Again, it is a very challenging and perhaps even disturbing teaching. Is Christ saying there is something wrong with being wealthy? Is there something wrong with having riches or possessions? Is there something wrong with those who laugh in this world? Didn’t Christ Himself laugh when He was among His disciples and those whom He loved? Of course He did. There is nothing wrong with those things. The problem comes when we take those very things and use them in place of the things we should want and desire most of all: the things of heaven and the things of God.

The key to understanding that danger, and to understanding the blessings and the woes in this morning’s gospel, can be found in the first statement of woe that Jesus mentions:

Woe to you who are rich,
for you have received your consolation.
—Luke 6:24

The word Jesus uses for “have received” is the very same word used to describe someone who has been given payment in full on a loan. It means they have received all they have coming; there is nothing left. It is like having a bank account that not a single dime more can be added to, or like having a brand new computer that is fast and efficient, but can never again be upgraded or replaced. These are simply full, and that’s it.

Jesus is not saying woe to them because they have wealth, laughter, and abundance. No, He is saying woe to them because that is all they have! They have no room left for anything else:
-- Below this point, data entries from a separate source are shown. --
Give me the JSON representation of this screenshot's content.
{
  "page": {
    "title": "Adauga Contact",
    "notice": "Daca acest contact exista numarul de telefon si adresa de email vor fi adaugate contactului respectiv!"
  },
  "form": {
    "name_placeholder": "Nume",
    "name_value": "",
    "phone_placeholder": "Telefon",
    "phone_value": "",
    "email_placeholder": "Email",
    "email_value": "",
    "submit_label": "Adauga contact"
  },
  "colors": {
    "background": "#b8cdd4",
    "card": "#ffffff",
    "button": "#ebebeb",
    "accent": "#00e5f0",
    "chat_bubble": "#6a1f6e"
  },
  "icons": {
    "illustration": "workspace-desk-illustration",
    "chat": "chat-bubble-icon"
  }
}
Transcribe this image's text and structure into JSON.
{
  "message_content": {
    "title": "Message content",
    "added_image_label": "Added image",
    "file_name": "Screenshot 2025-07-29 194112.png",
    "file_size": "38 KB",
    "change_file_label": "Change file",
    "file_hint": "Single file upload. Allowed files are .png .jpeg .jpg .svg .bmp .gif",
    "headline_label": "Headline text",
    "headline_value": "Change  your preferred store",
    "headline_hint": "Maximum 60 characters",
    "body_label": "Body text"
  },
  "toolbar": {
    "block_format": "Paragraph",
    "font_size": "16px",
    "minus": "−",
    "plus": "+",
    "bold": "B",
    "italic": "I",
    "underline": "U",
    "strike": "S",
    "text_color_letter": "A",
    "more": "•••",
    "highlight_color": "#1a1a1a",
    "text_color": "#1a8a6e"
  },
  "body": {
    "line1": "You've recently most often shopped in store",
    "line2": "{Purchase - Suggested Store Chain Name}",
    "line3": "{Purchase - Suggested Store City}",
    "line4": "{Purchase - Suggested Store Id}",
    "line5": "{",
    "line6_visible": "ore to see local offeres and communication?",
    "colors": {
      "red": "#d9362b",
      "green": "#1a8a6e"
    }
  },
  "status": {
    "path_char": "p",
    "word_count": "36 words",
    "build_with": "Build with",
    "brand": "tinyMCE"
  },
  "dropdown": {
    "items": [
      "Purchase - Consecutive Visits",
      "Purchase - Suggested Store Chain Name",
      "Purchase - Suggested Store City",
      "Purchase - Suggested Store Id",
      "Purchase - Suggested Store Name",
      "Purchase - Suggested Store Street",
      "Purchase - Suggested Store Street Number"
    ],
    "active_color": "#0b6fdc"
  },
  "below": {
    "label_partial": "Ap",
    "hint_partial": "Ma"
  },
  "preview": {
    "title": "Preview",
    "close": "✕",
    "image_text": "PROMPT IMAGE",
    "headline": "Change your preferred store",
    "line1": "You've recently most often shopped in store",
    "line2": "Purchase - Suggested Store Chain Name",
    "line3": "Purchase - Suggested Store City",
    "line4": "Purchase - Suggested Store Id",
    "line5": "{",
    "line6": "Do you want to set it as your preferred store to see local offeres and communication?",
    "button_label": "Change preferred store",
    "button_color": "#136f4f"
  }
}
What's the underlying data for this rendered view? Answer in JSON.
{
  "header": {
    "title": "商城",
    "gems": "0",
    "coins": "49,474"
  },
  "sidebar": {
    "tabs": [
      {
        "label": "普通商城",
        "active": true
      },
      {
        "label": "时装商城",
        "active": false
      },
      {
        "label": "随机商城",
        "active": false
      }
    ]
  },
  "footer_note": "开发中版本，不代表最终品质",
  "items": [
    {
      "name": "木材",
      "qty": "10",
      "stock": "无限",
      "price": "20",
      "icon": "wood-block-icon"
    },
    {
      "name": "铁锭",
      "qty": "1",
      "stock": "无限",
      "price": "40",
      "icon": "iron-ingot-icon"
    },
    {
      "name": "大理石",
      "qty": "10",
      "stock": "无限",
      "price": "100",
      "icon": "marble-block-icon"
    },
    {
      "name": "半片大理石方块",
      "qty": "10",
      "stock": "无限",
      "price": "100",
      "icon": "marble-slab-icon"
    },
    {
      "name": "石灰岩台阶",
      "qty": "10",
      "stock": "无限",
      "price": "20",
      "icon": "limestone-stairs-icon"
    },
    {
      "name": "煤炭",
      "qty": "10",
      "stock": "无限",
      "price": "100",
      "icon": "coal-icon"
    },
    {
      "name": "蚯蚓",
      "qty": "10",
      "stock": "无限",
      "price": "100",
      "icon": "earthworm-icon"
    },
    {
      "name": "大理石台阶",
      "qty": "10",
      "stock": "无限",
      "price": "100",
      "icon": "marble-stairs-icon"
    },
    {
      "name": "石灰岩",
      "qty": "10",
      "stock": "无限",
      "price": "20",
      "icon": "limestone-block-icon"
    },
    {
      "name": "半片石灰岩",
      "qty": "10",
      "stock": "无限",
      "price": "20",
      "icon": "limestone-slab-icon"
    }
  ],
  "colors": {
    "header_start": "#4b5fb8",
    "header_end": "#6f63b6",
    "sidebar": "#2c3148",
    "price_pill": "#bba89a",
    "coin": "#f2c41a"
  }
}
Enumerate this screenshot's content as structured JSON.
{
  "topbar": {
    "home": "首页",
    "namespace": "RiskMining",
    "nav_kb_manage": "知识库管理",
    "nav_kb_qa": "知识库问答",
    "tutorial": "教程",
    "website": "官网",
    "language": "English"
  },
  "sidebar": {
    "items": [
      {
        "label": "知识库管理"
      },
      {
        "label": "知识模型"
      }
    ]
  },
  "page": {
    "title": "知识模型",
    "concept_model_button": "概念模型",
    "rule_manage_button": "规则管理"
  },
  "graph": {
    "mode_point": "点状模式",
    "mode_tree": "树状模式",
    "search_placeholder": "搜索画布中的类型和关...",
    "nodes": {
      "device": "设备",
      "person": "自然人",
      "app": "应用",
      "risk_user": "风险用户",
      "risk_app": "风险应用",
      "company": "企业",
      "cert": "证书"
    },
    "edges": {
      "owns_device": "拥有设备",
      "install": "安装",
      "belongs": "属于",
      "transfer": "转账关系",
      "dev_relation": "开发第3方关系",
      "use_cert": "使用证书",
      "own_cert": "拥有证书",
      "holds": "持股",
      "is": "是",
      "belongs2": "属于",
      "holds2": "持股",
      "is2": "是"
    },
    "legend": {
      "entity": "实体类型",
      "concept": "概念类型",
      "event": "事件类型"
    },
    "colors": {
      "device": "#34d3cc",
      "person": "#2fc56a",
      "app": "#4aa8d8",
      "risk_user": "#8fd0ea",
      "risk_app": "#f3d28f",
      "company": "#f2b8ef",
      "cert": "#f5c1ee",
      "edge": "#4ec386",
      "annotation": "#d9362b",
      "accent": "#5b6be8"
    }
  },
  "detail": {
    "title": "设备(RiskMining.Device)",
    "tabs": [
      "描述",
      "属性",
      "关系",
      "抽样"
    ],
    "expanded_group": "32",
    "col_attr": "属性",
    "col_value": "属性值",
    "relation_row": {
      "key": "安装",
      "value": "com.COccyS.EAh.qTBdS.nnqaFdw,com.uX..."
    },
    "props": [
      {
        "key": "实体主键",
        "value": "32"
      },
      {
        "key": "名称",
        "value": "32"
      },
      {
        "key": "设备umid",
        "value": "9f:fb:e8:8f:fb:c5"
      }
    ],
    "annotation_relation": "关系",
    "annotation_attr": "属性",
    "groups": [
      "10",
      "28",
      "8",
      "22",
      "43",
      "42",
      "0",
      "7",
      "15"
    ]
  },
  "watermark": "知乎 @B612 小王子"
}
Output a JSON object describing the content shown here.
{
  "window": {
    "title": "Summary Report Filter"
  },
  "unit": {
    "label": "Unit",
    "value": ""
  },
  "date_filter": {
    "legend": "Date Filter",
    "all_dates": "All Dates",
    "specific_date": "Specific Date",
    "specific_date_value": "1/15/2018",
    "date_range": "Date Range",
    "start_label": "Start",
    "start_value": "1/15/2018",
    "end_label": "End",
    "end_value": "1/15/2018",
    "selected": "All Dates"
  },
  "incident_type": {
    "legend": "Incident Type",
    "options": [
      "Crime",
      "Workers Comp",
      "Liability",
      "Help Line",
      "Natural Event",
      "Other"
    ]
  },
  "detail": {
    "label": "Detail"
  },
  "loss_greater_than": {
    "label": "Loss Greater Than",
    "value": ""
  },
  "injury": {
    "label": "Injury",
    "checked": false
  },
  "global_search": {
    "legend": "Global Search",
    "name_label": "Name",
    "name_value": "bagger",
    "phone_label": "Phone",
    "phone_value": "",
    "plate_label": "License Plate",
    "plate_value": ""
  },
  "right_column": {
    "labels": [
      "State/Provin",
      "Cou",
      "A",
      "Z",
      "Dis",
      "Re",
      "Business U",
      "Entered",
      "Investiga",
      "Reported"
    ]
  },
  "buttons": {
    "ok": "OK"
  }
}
They have left no room left for the Kingdom of God.
No room left for Christ.
No room left for eternal life.
They have already received what they wanted.

The Blessed are different.

Jesus says blessed are poor, for the Kingdom of God will be theirs. They still have room left for the Kingdom and for Christ. Yes, they are hungry now, but they will be satisfied. Now they weep, but they will laugh because they have faith in a life that goes beyond this one. They realize that this life is not all there is!

St. Paul, in our second reading this morning, says very much the same thing. He says,

If for this life only we have hoped in Christ
we are the most pitiable people of all.
—1 Corinthians 15:19

Even a full Christian life here on earth, with all of its benefits and blessings in this life, is as nothing compared to what awaits us. We are called to a life of eternity with God. Nothing else can ever take the place of that.

One of the best-known sermons of the late C. S. Lewis was one given at Oxford back in 1942. It is called “The Weight of Glory.” In that sermon, he describes what he refers to as the inconsolable secret in each one of us. He says we each carry within us this secret that is so personal and so deep that we are almost embarrassed by it and afraid to speak about it openly. It is the secret desire we have—even when we are content and filled with life’s blessings, or when we find ourselves completely in want—the desire still for something more. He says we long for a “far-away country” where we will finally be fulfilled. It is a place so deep within us that God alone can reach it.

Ultimately, what C.S. Lewis is referring to is the reality that we are made not for this life only, but for eternal life in God. As we look at our own lives in light of the teachings of Christ in the Beatitudes, are we able to recognize that inconsolable secret within us? Are we able to share it with the One Person who has the ability and the desire to satisfy that longing and yearning for eternity?

If so, then in the words of Jesus, blessed are we. Blessed are we indeed, for the Kingdom of God is ours.